Rideshare companies trying to enter Minneapolis face steep hurdles

Rideshare companies trying to enter Minneapolis face steep hurdles

For rideshare driver Matthew McGlory, the clock is ticking.

“It can be unsettling, it can be uncertain,” he said, while driving through the North Loop neighborhood in Minneapolis.

McGlory and other rideshare drivers are keeping close tabs on a May 1st deadline- when Uber and Lyft have threatened to leave the city.  

“I do have hope at the eleventh hour, all the stakeholders involved are going to come together,” he says.

McGlory, 39, has been a rideshare driver for seven-and-a-half years. He says he works between 40-50 hours a week and makes between $18-$20 an hour before taxes and expenses.  

McGlory says he feels he’s often making less than minimum wage.

With the uncertainty and pay concerns, he has a back-up plan: a new job as an assistant property manager.

But – he wants to keep driving part-time.
“If Lyft and Uber were to leave and if the driver co-op were to get implemented in our city,” he says, “I wouldn’t mind supplementing my income.”

So far, the City of Minneapolis says it’s received four applications for rideshare licenses, but it’s unknown where they are in the licensing process.

Some are asking for donations to help.

The city says it takes between two and six weeks to process those applications, depending on how complete they are.  

The fee is $37,145, plus a wheelchair surcharge.

In St. Paul, the license is $41,115.  

“Money can’t come out of thin air,” says John McVea, an economics professor at the University of St. Thomas.

McVea says the rideshare start-ups not only have to grapple with the driver pay issue.

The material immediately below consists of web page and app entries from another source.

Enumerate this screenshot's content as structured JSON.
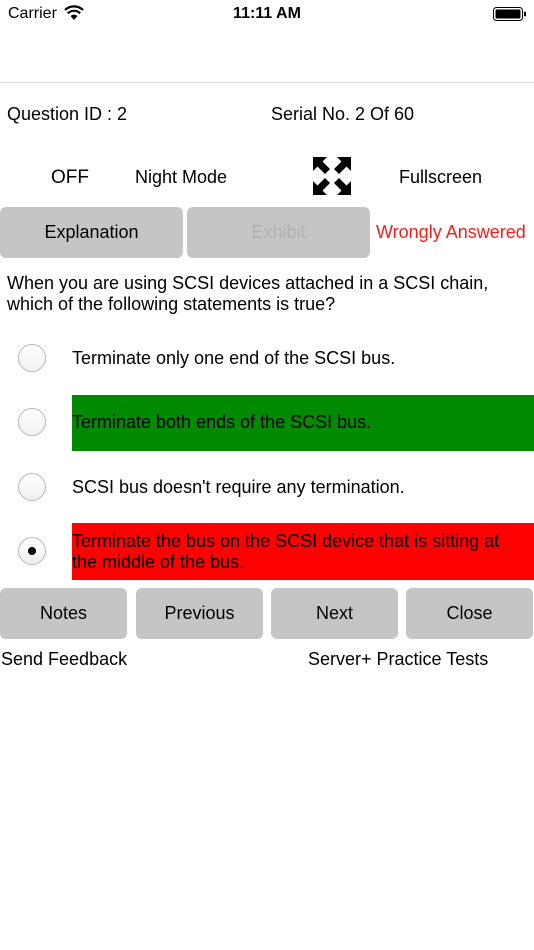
{
  "status_bar": {
    "carrier": "Carrier",
    "time": "11:11 AM"
  },
  "header": {
    "question_id": "Question ID : 2",
    "serial": "Serial No. 2 Of 60"
  },
  "controls": {
    "night_mode_state": "OFF",
    "night_mode_label": "Night Mode",
    "fullscreen_label": "Fullscreen"
  },
  "actions": {
    "explanation": "Explanation",
    "exhibit": "Exhibit",
    "answer_status": "Wrongly Answered",
    "answer_status_color": "#ff1a1a"
  },
  "question": {
    "text": "When you are using SCSI devices attached in a SCSI chain, which of the following statements is true?",
    "options": [
      {
        "text": "Terminate only one end of the SCSI bus.",
        "selected": false,
        "highlight": "none"
      },
      {
        "text": "Terminate both ends of the SCSI bus.",
        "selected": false,
        "highlight": "correct"
      },
      {
        "text": "SCSI bus doesn't require any termination.",
        "selected": false,
        "highlight": "none"
      },
      {
        "text": "Terminate the bus on the SCSI device that is sitting at the middle of the bus.",
        "selected": true,
        "highlight": "wrong"
      }
    ],
    "correct_color": "#008a00",
    "wrong_color": "#ff0000"
  },
  "navigation": {
    "notes": "Notes",
    "previous": "Previous",
    "next": "Next",
    "close": "Close"
  },
  "footer": {
    "send_feedback": "Send Feedback",
    "practice_tests": "Server+ Practice Tests"
  }
}
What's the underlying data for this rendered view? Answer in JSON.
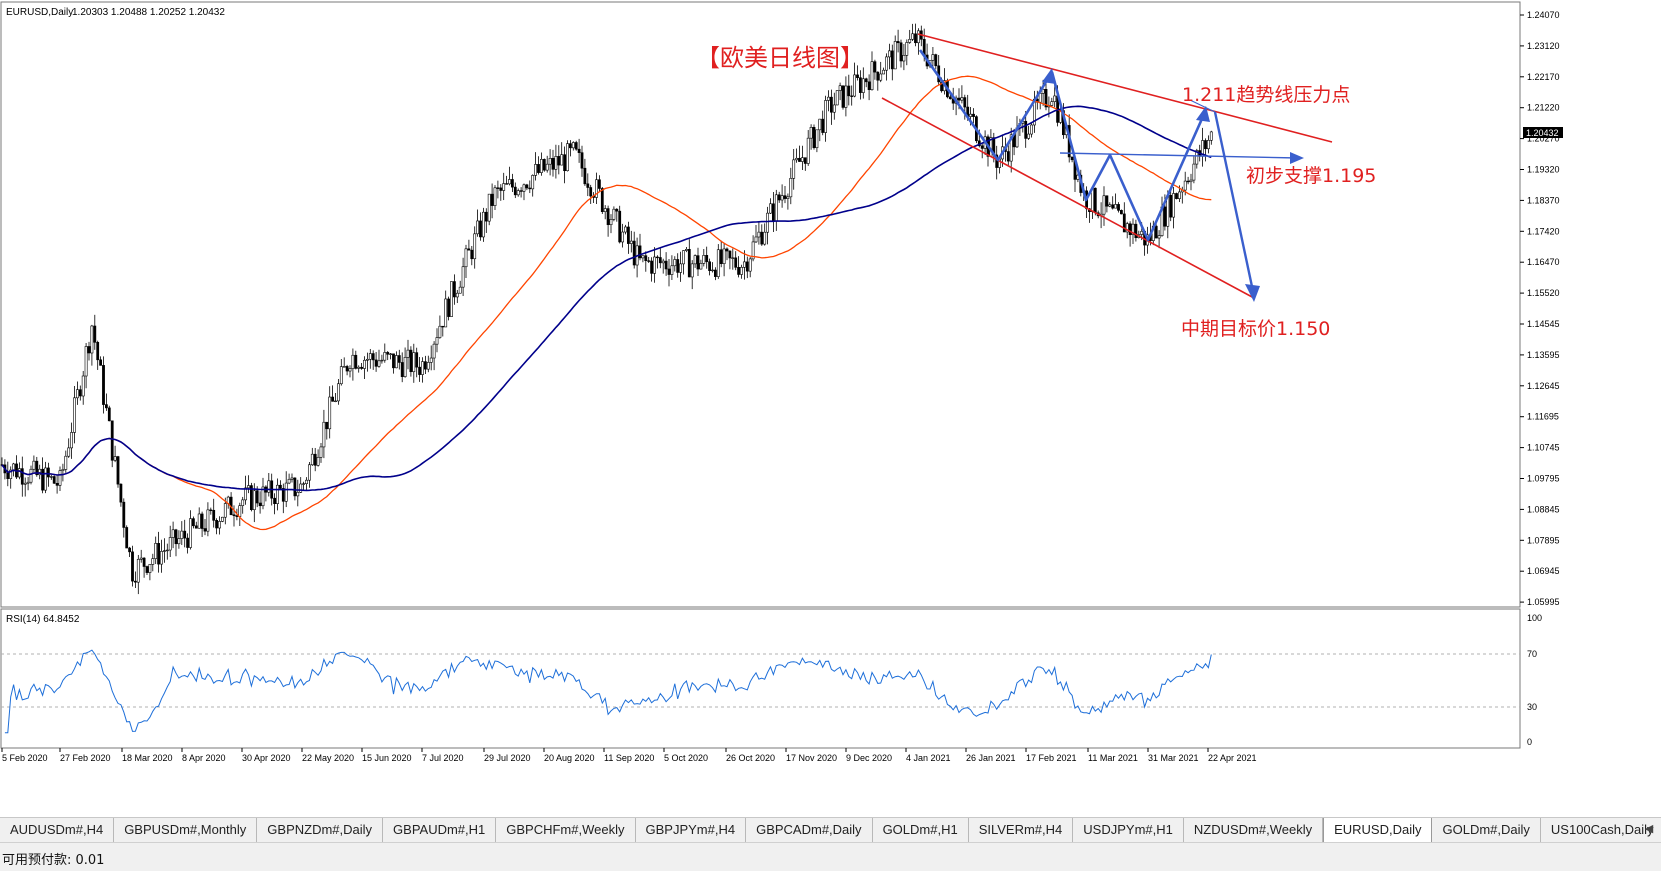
{
  "header": {
    "symbol": "EURUSD,Daily",
    "ohlc": "1.20303 1.20488 1.20252 1.20432"
  },
  "price_axis": {
    "labels": [
      "1.24070",
      "1.23120",
      "1.22170",
      "1.21220",
      "1.20270",
      "1.19320",
      "1.18370",
      "1.17420",
      "1.16470",
      "1.15520",
      "1.14545",
      "1.13595",
      "1.12645",
      "1.11695",
      "1.10745",
      "1.09795",
      "1.08845",
      "1.07895",
      "1.06945",
      "1.05995"
    ],
    "current_price": "1.20432"
  },
  "rsi": {
    "label": "RSI(14) 64.8452",
    "levels": [
      "100",
      "70",
      "30",
      "0"
    ]
  },
  "time_axis": {
    "labels": [
      "5 Feb 2020",
      "27 Feb 2020",
      "18 Mar 2020",
      "8 Apr 2020",
      "30 Apr 2020",
      "22 May 2020",
      "15 Jun 2020",
      "7 Jul 2020",
      "29 Jul 2020",
      "20 Aug 2020",
      "11 Sep 2020",
      "5 Oct 2020",
      "26 Oct 2020",
      "17 Nov 2020",
      "9 Dec 2020",
      "4 Jan 2021",
      "26 Jan 2021",
      "17 Feb 2021",
      "11 Mar 2021",
      "31 Mar 2021",
      "22 Apr 2021"
    ]
  },
  "annotations": {
    "title": "【欧美日线图】",
    "resistance": "1.211趋势线压力点",
    "support": "初步支撑1.195",
    "target": "中期目标价1.150"
  },
  "tabs": [
    "AUDUSDm#,H4",
    "GBPUSDm#,Monthly",
    "GBPNZDm#,Daily",
    "GBPAUDm#,H1",
    "GBPCHFm#,Weekly",
    "GBPJPYm#,H4",
    "GBPCADm#,Daily",
    "GOLDm#,H1",
    "SILVERm#,H4",
    "USDJPYm#,H1",
    "NZDUSDm#,Weekly",
    "EURUSD,Daily",
    "GOLDm#,Daily",
    "US100Cash,Daily"
  ],
  "active_tab": "EURUSD,Daily",
  "status": {
    "text": "可用预付款: 0.01"
  },
  "colors": {
    "bull": "#ffffff",
    "bear": "#000000",
    "ma_fast": "#ff4500",
    "ma_slow": "#00008b",
    "trendline": "#e02020",
    "arrow": "#3a5fcd",
    "rsi_line": "#1e6fd9",
    "annotation_text": "#e02020"
  },
  "chart_data": {
    "type": "candlestick",
    "symbol": "EURUSD",
    "timeframe": "Daily",
    "price_range": [
      1.0565,
      1.244
    ],
    "key_points": [
      {
        "date": "5 Feb 2020",
        "close": 1.101
      },
      {
        "date": "27 Feb 2020",
        "close": 1.095
      },
      {
        "date": "9 Mar 2020",
        "close": 1.145
      },
      {
        "date": "23 Mar 2020",
        "close": 1.068
      },
      {
        "date": "30 Apr 2020",
        "close": 1.09
      },
      {
        "date": "22 May 2020",
        "close": 1.094
      },
      {
        "date": "10 Jun 2020",
        "close": 1.135
      },
      {
        "date": "7 Jul 2020",
        "close": 1.132
      },
      {
        "date": "31 Jul 2020",
        "close": 1.185
      },
      {
        "date": "1 Sep 2020",
        "close": 1.198
      },
      {
        "date": "25 Sep 2020",
        "close": 1.164
      },
      {
        "date": "2 Nov 2020",
        "close": 1.164
      },
      {
        "date": "4 Dec 2020",
        "close": 1.213
      },
      {
        "date": "6 Jan 2021",
        "close": 1.234
      },
      {
        "date": "29 Jan 2021",
        "close": 1.196
      },
      {
        "date": "25 Feb 2021",
        "close": 1.218
      },
      {
        "date": "9 Mar 2021",
        "close": 1.185
      },
      {
        "date": "31 Mar 2021",
        "close": 1.171
      },
      {
        "date": "22 Apr 2021",
        "close": 1.2043
      }
    ],
    "rsi_range": [
      0,
      100
    ],
    "rsi_value": 64.8452
  }
}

He says launching a rideshare app can cost up to $200,000- and there’s more.

“The cost of developing revenue, the cost of insurance, the cost of data processing, mobile costs, and research and development,” he explains.

The rideshare companies are also required to submit a business plan.

The plan must include strategies for driver training, a substance use policy, vehicle inspections, and how the startup will list fares.

McVea believes in the end, Minneapolis city officials and Uber and Lyft will reach a deal for them to stay.

“I think this is a negotiation, I think it will be down to the wire,” he says. “It would be a huge black eye for Minneapolis, with tourism, and conferencing and its business reputation, to not be participating in a national rideshare business. Nobody wants to be downloading a different app when they fly into MSP airport.”  

McGlory says he’s trying to be optimistic.

“Uber and Lyft have only threatened to leave two cities comparable to ours- Austin, Texas and Seattle, Washington,” he declares. “They didn’t leave Seattle, they left Austin, and they came back after preemption was passed.”